Within three years of becoming the Latin/crusader overlord of Cyprus, Aimery had established peace on the island, set up a Latin ecclesiastical hierarchy alongside the Orthodox one (evidently following the model in the earlier crusader states that allowed the inhabitants to follow their own faith but giving the Latin clergy valuable properties), and raised Cyprus to the status of a kingdom. Thus while Guy de Lusignan was “Lord of Cyprus,” Aimery was “King of Cyprus.” He obtained the dignity of kingship by offering to do homage for Cyprus to the Holy Roman Emperor. This was to cause trouble for his successors and lead to a bloody civil war a generation later, but Cyprus remained a Kingdom for nearly 300 years — ruled by the direct descendants of Aimery de Lusignan
Nor was that the end of his astonishing life. In 1197, his first wife, Eschiva d’Ibelin died having given him six children, three of whom had lived to adulthood. The eldest son of this marriage, Hugh, was now his heir apparent and would in due time inherit the King of Cyprus. When Henry of Champagne died in the same year, however, Aimery was selected as her fourth husband, allegedly with the “almost unanimous” support of the barons and bishops of the rump-state of Jerusalem.
Aimery promptly used his Cypriot resources to help strengthen his new kingdom. In the same year that he assumed the crown of the kingdom his brother had squandered, he recaptured the key coastal city of Beirut from Saracen control with the support of German crusaders as well as his Cypriot forces. The following year, he concluded a five year truce with the Saracens that gave the kingdom much needed breathing space to retrench and consolidate itself. It was also the year in which he named Balian d’Ibelin’s son John to his old position of Constable of Jerusalem — an exceptional mark of favor for a young man not yet 20 and one presumes more a gesture of gratitude to his father than a mark of confidence in one so young. (John was later to swap the constableship for the lordship of Beirut.)
In 1204, with the Fourth Crusade diverted to Constantinople, Aimery concluded a new truce with a six year duration. This gave his kingdom the peace it needed for economic recovery, but he did not live long enough to enjoy it. In February 1205, his son by Queen Isabella — the only son she ever had — died, and Aimery followed him to the grave within two months, Isabella shortly afterwards. The crown of Cyprus passed to his son Hugh, and the crown of Jerusalem to Isabella’s oldest surviving child, her daughter Maria of Montferrat.
Aimery de Lusignan was King of Cyprus for eleven years and King of Jerusalem for eight — twice as long as his brother Guy had been. To both kingdoms he had brought stability and peace. His reign was looked back upon by subsequent generations as one of justice and prosperity — in both kingdoms.

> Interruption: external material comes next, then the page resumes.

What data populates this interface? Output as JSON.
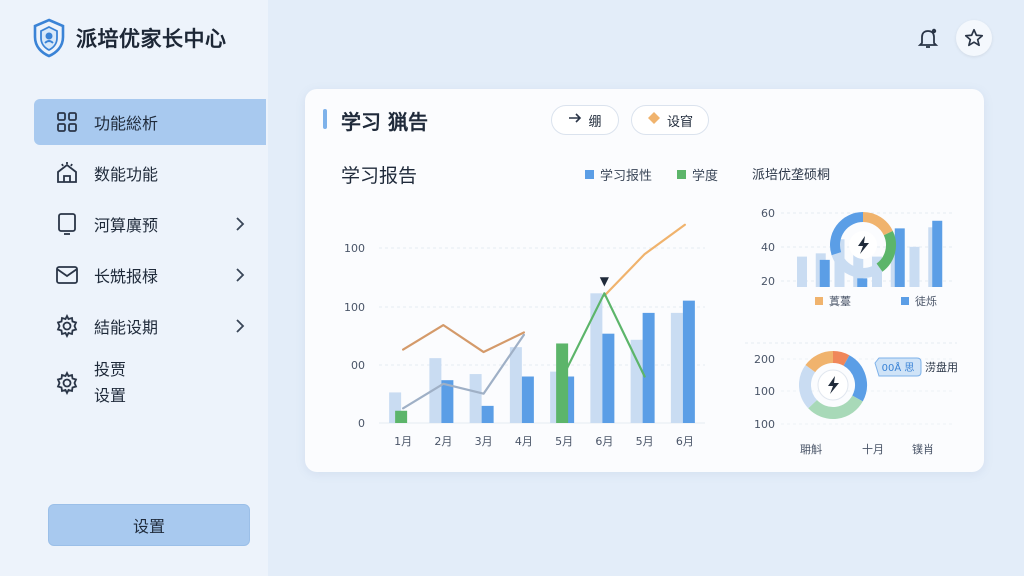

Guy de Lusignan is rightly remembered as the king who lost the Kingdom of Jerusalem by his incompetent leadership in 1186-1187. He has accordingly received considerable attention in both serious histories of the crusader kingdoms and fictional treatments of the period. But Guy was not the only Lusignan to make his fortune in the Holy Land. On the contrary, he was following in the footsteps of his older brother Aimery, and it was Aimery, not the feckless Guy, who founded a dynasty.